### Exercise
Filter the entries for the word "배치모드". Copy each line in which it occurs.

[Data about app and page elements]
--------------------------------
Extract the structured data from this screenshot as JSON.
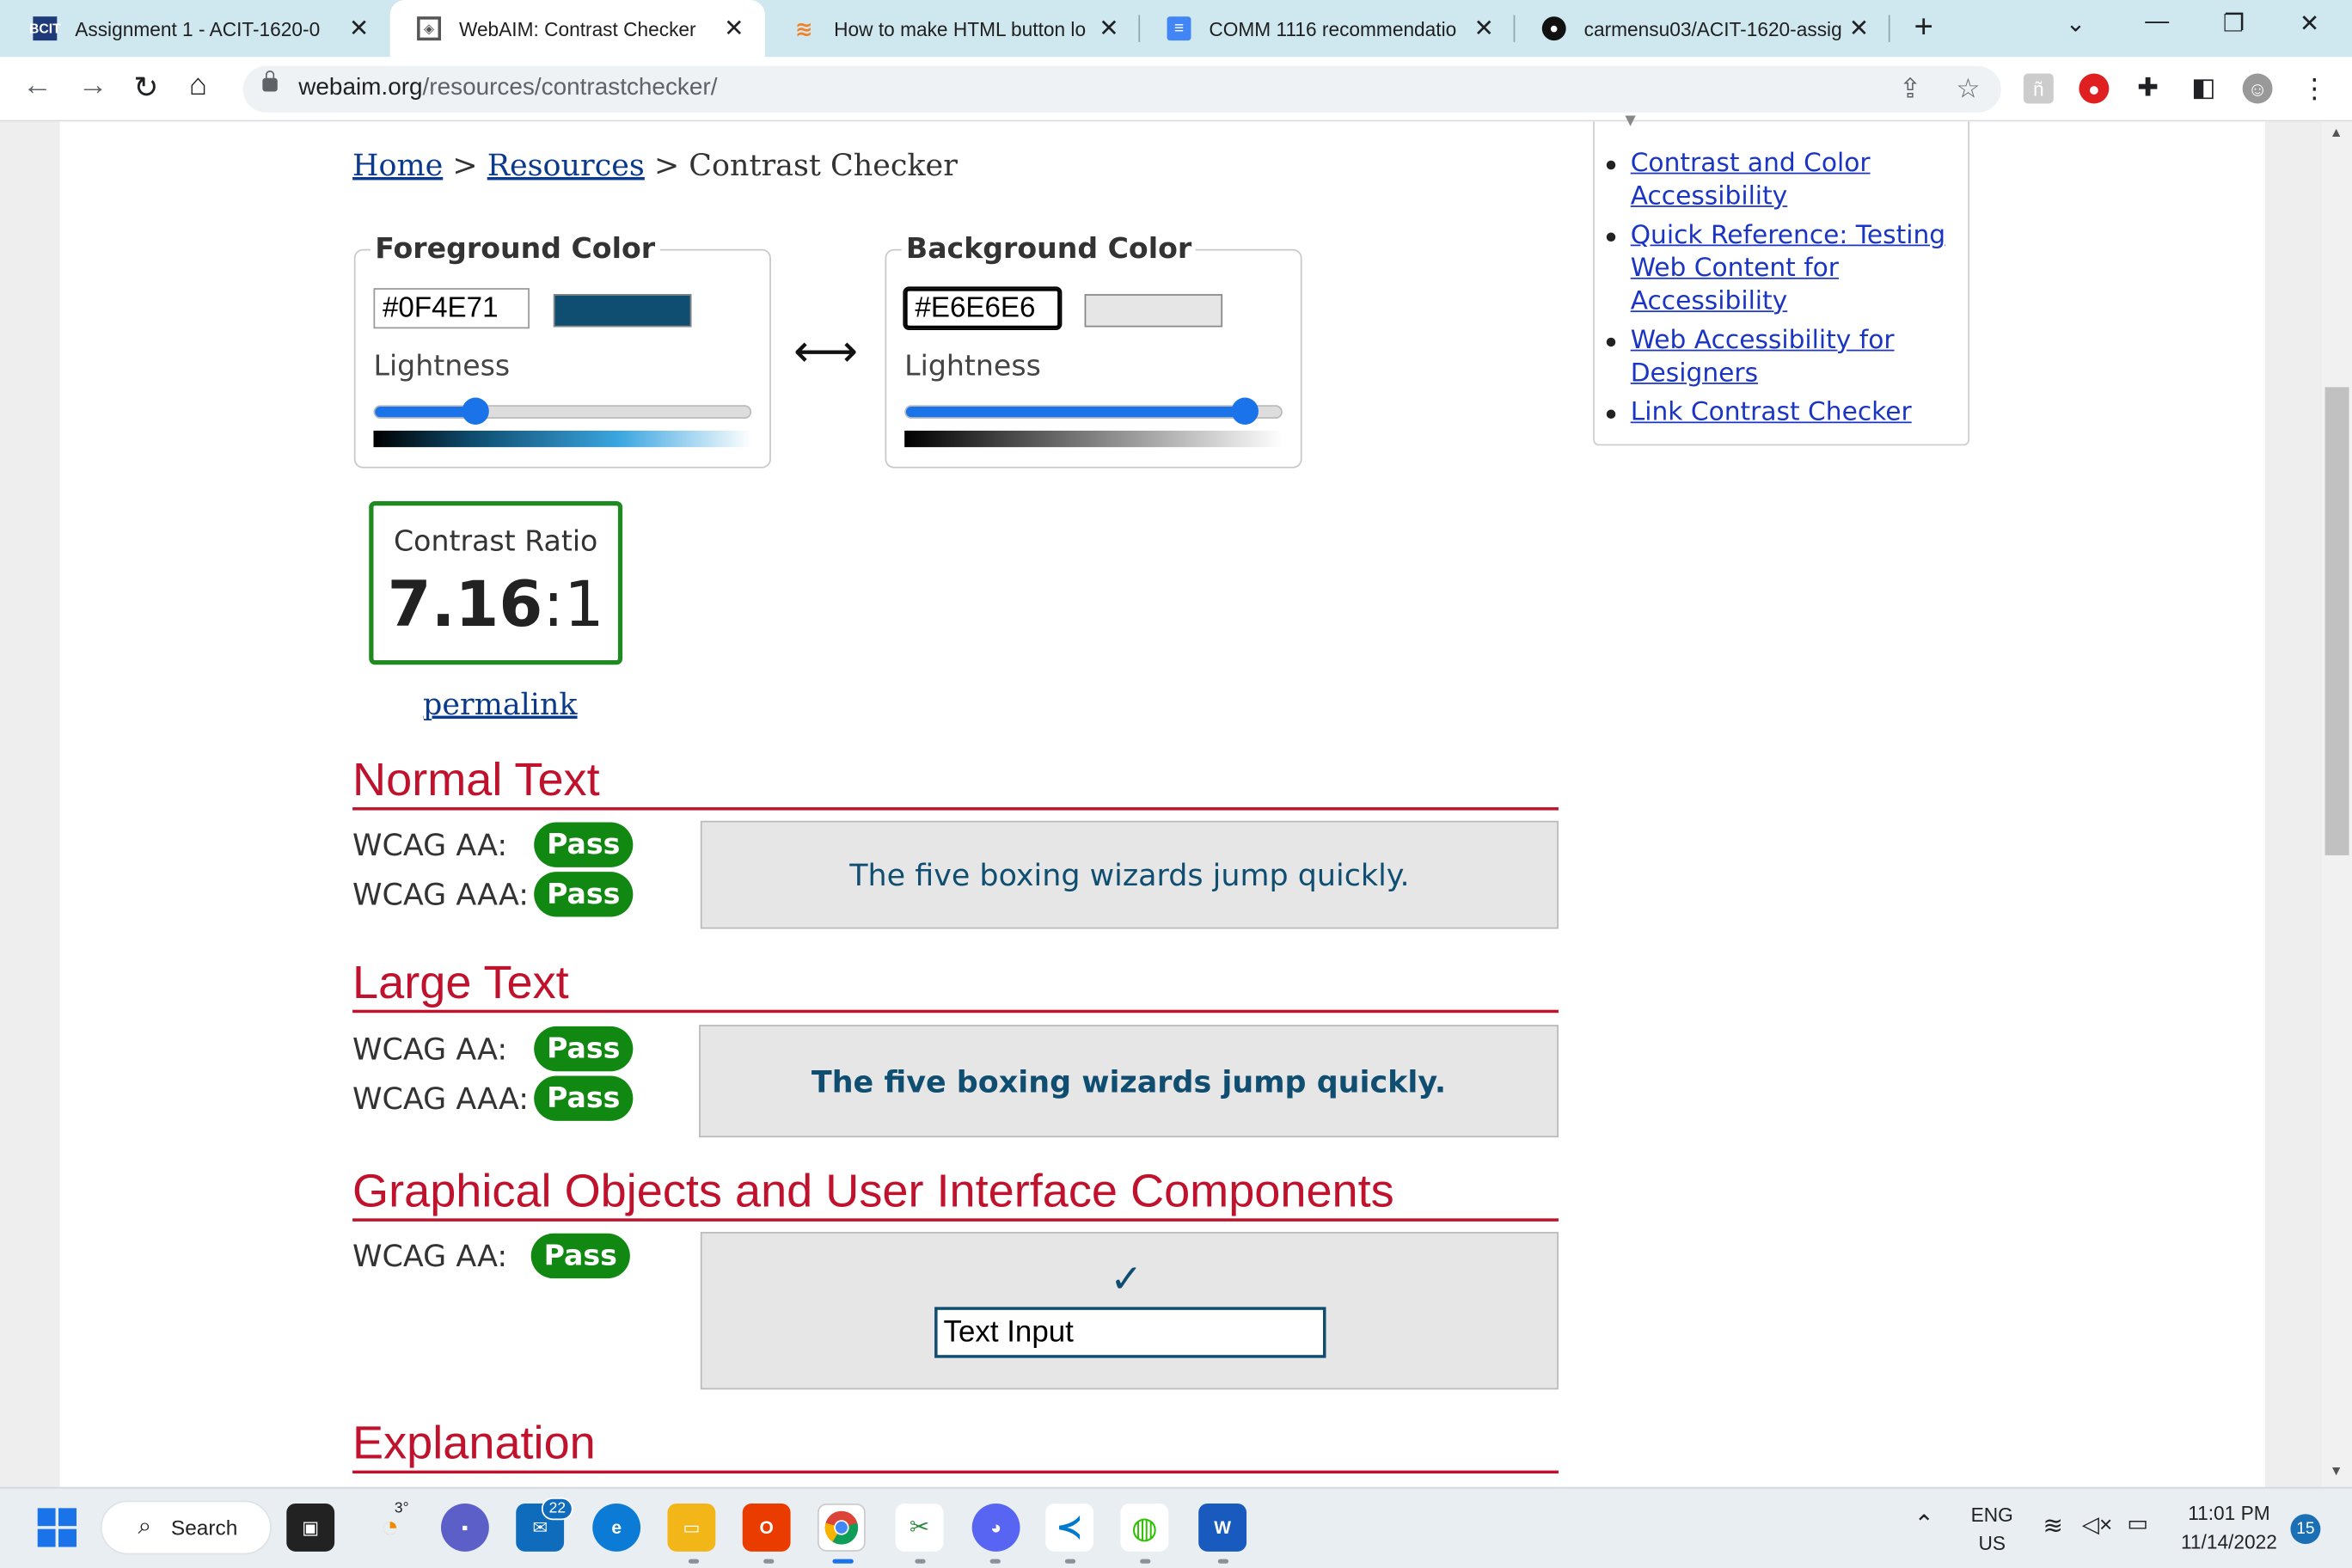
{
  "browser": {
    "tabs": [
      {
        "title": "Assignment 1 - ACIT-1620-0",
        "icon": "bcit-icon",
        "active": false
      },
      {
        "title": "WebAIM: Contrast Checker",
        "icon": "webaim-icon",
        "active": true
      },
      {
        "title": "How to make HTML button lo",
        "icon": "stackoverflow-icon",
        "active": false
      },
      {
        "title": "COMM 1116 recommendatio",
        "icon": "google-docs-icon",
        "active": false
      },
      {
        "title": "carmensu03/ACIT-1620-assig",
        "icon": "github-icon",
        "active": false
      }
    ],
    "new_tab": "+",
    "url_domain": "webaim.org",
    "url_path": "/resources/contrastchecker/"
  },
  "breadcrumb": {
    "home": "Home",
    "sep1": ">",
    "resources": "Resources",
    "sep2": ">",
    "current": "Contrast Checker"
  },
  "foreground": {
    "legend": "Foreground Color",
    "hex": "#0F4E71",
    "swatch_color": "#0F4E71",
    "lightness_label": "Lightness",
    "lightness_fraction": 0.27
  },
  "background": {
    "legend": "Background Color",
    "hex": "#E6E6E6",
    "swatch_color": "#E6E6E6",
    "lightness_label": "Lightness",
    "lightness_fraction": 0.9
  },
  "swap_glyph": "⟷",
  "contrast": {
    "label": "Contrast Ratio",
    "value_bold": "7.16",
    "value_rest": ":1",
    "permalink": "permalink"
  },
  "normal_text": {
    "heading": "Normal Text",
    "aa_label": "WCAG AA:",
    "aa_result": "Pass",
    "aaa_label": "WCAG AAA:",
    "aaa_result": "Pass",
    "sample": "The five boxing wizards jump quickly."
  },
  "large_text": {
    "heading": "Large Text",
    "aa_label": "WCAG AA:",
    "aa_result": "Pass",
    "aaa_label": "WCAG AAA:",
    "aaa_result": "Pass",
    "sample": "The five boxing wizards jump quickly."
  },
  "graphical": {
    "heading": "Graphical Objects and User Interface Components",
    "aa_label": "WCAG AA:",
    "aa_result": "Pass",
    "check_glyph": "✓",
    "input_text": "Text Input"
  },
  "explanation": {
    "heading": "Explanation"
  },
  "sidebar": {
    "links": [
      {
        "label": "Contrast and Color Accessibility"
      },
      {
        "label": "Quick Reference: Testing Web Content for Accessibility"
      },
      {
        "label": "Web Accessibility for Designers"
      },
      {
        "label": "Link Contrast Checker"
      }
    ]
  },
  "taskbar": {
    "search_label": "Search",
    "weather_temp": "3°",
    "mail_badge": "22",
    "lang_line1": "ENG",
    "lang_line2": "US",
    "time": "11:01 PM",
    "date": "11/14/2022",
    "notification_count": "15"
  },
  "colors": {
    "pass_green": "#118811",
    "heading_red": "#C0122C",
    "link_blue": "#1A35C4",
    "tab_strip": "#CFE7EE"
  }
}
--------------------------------
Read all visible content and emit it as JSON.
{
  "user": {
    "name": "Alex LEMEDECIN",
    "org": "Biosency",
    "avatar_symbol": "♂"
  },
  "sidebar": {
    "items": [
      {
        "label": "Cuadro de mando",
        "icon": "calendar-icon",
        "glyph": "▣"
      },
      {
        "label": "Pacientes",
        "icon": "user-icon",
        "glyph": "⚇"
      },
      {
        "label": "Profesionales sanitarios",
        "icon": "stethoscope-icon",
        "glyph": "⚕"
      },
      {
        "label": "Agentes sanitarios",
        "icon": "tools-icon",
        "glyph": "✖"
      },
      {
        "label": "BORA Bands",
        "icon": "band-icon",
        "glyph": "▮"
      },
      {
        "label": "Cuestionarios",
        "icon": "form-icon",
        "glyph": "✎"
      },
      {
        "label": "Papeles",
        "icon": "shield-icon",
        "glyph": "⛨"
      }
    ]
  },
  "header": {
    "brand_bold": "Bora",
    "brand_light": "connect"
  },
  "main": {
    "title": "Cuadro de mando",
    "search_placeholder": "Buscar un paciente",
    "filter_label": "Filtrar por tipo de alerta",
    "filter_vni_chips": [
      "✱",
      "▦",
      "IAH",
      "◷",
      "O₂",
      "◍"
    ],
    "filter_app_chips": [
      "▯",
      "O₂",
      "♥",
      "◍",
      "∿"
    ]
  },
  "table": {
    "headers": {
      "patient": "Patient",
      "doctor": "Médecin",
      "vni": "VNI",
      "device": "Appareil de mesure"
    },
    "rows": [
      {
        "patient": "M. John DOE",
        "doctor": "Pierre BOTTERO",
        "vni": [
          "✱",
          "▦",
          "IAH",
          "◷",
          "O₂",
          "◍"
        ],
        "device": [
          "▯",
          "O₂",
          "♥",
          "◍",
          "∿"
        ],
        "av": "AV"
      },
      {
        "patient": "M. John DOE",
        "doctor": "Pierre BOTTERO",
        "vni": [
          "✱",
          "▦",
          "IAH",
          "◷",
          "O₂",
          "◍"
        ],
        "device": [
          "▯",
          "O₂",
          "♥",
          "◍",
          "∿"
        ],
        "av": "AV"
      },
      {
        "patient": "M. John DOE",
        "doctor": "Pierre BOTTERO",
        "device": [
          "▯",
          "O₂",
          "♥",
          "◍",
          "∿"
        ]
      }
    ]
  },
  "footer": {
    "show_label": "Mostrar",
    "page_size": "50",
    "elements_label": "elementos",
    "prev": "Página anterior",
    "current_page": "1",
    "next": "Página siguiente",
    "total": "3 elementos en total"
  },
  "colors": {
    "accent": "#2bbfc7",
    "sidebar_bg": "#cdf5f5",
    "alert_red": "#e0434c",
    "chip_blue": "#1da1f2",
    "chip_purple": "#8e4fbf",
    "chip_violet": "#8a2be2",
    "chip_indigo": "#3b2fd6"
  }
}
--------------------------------
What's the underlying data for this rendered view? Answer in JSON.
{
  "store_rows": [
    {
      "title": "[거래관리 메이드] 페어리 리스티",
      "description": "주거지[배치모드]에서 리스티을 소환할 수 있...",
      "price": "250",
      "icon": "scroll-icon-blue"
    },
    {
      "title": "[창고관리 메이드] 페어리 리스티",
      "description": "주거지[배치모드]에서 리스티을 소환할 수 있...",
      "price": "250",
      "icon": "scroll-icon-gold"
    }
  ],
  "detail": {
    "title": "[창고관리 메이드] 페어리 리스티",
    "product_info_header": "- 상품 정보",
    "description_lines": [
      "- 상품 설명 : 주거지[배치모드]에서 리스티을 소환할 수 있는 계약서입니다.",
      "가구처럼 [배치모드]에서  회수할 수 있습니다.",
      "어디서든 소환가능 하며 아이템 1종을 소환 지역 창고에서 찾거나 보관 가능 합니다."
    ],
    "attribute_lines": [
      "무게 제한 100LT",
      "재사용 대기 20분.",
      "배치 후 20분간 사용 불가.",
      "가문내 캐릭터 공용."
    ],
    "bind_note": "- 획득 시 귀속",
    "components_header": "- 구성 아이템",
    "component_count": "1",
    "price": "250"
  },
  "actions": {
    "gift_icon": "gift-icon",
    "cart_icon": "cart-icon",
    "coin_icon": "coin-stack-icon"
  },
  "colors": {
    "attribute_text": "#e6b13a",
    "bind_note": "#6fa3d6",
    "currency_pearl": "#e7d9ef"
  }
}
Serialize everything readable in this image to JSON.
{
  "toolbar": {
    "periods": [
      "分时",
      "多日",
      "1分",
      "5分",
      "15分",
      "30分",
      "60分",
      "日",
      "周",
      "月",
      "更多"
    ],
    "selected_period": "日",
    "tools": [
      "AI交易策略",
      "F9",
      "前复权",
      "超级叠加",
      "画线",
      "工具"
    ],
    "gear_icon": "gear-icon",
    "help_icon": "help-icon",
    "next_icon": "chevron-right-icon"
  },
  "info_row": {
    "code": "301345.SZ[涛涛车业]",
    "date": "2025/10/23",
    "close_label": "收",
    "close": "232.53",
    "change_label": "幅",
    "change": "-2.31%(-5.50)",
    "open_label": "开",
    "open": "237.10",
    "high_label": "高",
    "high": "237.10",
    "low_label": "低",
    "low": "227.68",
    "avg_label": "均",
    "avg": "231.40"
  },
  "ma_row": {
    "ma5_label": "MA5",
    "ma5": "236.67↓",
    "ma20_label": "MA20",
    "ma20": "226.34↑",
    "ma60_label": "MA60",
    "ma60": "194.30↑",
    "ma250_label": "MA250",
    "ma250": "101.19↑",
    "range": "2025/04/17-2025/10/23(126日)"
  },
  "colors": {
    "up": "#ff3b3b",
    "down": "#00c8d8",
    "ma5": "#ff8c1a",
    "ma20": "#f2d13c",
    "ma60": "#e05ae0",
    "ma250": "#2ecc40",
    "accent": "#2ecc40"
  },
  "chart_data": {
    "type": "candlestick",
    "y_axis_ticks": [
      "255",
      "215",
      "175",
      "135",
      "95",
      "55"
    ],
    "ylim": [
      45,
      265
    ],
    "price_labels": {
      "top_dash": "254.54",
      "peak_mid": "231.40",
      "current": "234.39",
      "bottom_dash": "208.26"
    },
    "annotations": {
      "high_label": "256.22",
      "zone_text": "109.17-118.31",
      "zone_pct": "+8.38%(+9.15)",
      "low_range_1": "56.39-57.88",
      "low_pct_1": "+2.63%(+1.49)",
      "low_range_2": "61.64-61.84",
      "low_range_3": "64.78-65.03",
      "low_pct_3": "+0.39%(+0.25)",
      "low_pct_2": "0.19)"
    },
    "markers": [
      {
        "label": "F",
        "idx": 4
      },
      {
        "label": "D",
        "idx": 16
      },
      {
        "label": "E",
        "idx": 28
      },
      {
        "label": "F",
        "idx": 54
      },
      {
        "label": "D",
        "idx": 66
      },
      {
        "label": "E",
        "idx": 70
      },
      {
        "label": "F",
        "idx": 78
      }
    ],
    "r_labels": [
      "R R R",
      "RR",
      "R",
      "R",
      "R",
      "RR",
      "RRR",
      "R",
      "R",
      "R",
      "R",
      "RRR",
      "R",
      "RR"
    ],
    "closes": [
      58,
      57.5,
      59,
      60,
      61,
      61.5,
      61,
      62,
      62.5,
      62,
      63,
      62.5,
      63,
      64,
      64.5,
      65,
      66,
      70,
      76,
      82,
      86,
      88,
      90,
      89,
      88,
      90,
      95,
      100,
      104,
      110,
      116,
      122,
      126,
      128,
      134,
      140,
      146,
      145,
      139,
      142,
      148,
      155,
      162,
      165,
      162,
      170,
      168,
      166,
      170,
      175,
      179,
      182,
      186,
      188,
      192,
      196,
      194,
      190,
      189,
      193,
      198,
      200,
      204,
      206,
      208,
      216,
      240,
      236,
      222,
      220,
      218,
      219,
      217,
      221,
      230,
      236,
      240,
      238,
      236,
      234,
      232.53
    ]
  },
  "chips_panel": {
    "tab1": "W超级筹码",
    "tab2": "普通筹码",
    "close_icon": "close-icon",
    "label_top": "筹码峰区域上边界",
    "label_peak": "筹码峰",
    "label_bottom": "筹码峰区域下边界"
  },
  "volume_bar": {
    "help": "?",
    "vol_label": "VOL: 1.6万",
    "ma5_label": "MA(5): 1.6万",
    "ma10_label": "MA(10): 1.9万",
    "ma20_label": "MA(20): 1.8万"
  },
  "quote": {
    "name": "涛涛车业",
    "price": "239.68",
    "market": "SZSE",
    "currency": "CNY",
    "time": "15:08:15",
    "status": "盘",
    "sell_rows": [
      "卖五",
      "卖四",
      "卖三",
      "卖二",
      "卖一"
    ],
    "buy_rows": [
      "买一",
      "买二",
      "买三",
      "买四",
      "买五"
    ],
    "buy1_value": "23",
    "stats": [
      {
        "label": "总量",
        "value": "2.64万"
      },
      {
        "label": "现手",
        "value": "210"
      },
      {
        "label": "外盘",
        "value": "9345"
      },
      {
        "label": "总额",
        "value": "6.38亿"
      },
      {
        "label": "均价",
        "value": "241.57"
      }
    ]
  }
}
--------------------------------
### Answer box
      "description": "주거지[배치모드]에서 리스티을 소환할 수 있...",
      "description": "주거지[배치모드]에서 리스티을 소환할 수 있...",
      "- 상품 설명 : 주거지[배치모드]에서 리스티을 소환할 수 있는 계약서입니다.",
      "가구처럼 [배치모드]에서  회수할 수 있습니다.",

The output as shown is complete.